“I think that especially the prominent African-Americans that are there need to be recognized, you know, with plaques or tours,” Scott said. “I’m just hoping to see that that section of the cemetery is recognized”

Angela Herron, whose grandparents are buried at Oakwood, said the chapel’s construction, likely knowingly over African-American graves, was an injustice.

“I do hope that they do a monument that acknowledges the people there, and I also hope they do something that acknowledges that this is the colored section because I think for years people did not even know,” Herron said.

City staffers will take into account community feedback from Saturday’s meeting and emailed feedback, and will come up with a draft recommendation by April 7, Johnson said.

After that, the city will also seek public input with three meetings in late spring regarding a public memorial ceremony and how to incorporate the burial discoveries into the building design.

Whatever Austin decides will set an important precedent, said Bamidele Agbasegbe Demerson, site manager and curator of the George Washington Carver Museum and Cultural Center, who is advising the city on this issue and future programming at the chapel.

“This has occurred all across the country, and I think what might be done here in Austin will serve as a model for elsewhere on how we deal with this event in a humane way,” Demerson said.



Reader Comments ...


Next Up in Local

Community news: Benefit on Tuesday for Little Helping Hands

TRAVIS COUNTY SOUTH AUSTIN Benefit for Little Helping Hands The free Pints & Poses event to benefit Little Helping Hands will be from 6:30 to 7:30 p.m. Tuesday at the Hyatt Regency Austin, 208 Barton Springs Road.

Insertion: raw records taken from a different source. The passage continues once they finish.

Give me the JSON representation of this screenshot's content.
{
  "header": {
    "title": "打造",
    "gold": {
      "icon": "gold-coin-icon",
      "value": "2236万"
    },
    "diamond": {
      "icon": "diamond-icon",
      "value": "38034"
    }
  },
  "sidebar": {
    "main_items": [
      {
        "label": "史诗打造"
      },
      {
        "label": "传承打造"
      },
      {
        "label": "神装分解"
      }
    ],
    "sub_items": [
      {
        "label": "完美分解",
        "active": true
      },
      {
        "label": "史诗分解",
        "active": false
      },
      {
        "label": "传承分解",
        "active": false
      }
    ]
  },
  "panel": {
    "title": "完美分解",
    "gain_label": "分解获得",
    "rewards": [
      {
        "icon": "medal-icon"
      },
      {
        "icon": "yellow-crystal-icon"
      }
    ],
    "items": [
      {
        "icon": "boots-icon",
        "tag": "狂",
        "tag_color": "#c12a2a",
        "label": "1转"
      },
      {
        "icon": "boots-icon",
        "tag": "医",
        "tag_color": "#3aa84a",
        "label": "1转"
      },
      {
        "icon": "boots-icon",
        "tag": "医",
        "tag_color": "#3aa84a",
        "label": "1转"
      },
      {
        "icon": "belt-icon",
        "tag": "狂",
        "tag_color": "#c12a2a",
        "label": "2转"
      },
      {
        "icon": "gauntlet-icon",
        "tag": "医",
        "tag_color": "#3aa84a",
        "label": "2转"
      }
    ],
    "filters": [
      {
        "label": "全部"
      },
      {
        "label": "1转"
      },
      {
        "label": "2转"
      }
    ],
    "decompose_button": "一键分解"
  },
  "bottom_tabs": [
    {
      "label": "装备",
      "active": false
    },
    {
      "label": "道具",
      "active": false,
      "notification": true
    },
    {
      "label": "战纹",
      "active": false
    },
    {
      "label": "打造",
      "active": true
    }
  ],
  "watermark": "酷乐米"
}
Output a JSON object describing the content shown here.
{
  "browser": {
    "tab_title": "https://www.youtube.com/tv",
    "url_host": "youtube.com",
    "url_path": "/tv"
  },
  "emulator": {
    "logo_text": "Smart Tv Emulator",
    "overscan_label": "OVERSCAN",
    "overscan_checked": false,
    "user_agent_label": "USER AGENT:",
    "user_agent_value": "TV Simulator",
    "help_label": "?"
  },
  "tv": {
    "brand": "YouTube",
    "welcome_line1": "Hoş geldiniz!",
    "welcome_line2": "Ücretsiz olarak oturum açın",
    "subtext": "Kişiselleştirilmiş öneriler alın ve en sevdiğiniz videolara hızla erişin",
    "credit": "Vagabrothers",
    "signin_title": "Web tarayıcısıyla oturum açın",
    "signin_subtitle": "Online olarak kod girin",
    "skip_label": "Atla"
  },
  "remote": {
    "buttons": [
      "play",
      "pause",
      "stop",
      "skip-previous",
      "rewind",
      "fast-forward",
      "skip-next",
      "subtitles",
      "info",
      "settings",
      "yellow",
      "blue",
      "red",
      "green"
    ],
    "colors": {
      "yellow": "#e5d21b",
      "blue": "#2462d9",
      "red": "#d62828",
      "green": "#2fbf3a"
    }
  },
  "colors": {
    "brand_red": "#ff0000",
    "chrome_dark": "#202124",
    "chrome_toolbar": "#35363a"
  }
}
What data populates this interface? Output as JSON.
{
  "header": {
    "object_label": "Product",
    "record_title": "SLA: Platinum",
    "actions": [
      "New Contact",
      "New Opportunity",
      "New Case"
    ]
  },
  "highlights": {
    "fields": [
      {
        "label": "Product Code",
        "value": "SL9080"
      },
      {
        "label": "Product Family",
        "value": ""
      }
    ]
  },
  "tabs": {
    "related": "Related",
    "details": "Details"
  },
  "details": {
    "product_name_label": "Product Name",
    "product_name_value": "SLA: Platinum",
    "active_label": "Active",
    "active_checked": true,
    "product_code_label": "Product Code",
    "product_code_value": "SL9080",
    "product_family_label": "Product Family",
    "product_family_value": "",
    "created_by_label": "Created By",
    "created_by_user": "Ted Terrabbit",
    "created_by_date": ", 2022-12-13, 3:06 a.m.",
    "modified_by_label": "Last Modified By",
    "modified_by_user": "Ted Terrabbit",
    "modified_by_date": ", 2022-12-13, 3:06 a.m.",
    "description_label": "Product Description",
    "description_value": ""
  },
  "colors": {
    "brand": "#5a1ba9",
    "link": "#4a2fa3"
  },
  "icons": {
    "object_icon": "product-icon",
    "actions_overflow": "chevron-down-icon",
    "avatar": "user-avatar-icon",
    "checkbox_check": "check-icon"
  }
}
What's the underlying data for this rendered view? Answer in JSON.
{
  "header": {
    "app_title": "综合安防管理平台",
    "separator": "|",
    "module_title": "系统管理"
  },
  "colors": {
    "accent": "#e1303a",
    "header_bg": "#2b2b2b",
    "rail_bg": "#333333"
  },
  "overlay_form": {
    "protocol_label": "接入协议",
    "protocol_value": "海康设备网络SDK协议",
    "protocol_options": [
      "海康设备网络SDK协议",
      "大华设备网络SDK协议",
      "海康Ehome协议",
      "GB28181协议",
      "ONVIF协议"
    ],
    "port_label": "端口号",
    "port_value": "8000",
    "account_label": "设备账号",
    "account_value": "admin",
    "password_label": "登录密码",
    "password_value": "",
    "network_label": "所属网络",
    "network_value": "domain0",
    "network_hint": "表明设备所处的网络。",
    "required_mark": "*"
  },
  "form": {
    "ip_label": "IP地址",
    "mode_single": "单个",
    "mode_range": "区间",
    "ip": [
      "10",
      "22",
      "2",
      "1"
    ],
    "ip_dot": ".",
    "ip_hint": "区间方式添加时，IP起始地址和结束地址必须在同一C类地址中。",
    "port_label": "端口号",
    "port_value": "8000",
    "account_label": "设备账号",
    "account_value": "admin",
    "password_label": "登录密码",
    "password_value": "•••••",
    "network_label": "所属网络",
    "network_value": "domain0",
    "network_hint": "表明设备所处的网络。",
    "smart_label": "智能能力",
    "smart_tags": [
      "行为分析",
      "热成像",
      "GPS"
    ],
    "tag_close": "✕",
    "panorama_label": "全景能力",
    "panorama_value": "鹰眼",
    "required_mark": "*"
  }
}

The nonprofit’s mission is to engage children in volunteerism and empower them to make a difference in their communities. A vinyasa...
UT removing Confederate statues from South Mall
UT removing Confederate statues from South Mall

University of Texas President Gregory L. Fenves abruptly announced late Sunday that four statues of people with Confederate ties would be removed immediately from the school’s South Mall. The bronze likenesses of Confederate Gens. Robert E. Lee and Albert Sidney Johnston and Confederate Postmaster John H. Reagan will be relocated to the university&rsquo...
RIGHT NOW: Two men hospitalized with gunshot wounds Sunday night
RIGHT NOW: Two men hospitalized with gunshot wounds Sunday night

Two men have been hospitalized for gunshot wounds on Sunday night, according to Austin-Travis County EMS. Police are on scene at Rogge Lane and Manor Road in northeast Austin and have asked people to avoid the area, EMS said. Officials did not have any other information to provide about the incident. Both men were taken to Dell Seton Medical Center...
1979 solar eclipse news report ended with wish for peace in 2017
1979 solar eclipse news report ended with wish for peace in 2017

“May the shadow of the moon fall on a world at peace.” Those were the words of ABC News anchorman Frank Reynolds, who covered the last total eclipse that passed over the continental United States on Feb. 21, 1979. Reynolds ended his broadcast with a hopeful message of world peace in 2017 when the next total eclipse passed over the country...
Eclipse also has relevance for astrologers
Eclipse also has relevance for astrologers

Monday’s total eclipse is a significant event for astronomers, but it also has relevance for astrologers.  On her website, astrologer Marjorie Orr said that several major history-altering events -- including the explosion of the first atomic bomb and the assassination of President John F. Kennedy -- have occurred within a few months...
More Stories